> [Exercise]:
Lines holding the word "icon" must be located in the listing below and copied.

==============================

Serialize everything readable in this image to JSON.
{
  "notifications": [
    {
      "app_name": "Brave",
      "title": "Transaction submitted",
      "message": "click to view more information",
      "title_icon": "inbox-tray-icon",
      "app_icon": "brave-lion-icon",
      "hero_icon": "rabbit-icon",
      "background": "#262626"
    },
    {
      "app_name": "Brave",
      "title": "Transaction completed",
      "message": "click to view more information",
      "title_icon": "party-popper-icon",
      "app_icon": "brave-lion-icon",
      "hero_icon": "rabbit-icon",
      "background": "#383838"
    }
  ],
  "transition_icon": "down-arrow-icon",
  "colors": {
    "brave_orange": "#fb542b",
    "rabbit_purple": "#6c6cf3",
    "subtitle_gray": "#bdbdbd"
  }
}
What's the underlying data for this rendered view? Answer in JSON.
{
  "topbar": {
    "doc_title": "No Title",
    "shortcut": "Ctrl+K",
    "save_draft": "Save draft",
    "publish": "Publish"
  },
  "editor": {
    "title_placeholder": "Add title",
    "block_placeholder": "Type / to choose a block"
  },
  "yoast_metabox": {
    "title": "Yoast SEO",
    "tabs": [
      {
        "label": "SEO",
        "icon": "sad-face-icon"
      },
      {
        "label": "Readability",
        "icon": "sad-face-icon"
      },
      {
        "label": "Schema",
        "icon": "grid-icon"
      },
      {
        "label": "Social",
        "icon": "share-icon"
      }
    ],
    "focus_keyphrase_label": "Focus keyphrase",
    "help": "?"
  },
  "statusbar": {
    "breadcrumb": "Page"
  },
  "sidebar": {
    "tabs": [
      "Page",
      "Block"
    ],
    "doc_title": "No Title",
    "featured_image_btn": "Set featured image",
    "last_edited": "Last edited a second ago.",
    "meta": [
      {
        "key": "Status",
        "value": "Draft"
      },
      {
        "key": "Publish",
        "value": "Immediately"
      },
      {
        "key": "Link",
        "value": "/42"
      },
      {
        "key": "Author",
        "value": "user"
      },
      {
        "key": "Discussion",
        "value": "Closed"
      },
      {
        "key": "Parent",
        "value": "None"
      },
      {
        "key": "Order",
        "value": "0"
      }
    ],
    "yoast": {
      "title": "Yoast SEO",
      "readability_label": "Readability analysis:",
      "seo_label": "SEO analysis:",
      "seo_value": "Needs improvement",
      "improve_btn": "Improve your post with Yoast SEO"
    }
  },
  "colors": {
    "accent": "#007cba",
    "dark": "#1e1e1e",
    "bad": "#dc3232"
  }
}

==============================

> [Task output]:
      "title_icon": "inbox-tray-icon",
      "app_icon": "brave-lion-icon",
      "hero_icon": "rabbit-icon",
      "title_icon": "party-popper-icon",
      "app_icon": "brave-lion-icon",
      "hero_icon": "rabbit-icon",
  "transition_icon": "down-arrow-icon",
        "icon": "sad-face-icon"
        "icon": "sad-face-icon"
        "icon": "grid-icon"
        "icon": "share-icon"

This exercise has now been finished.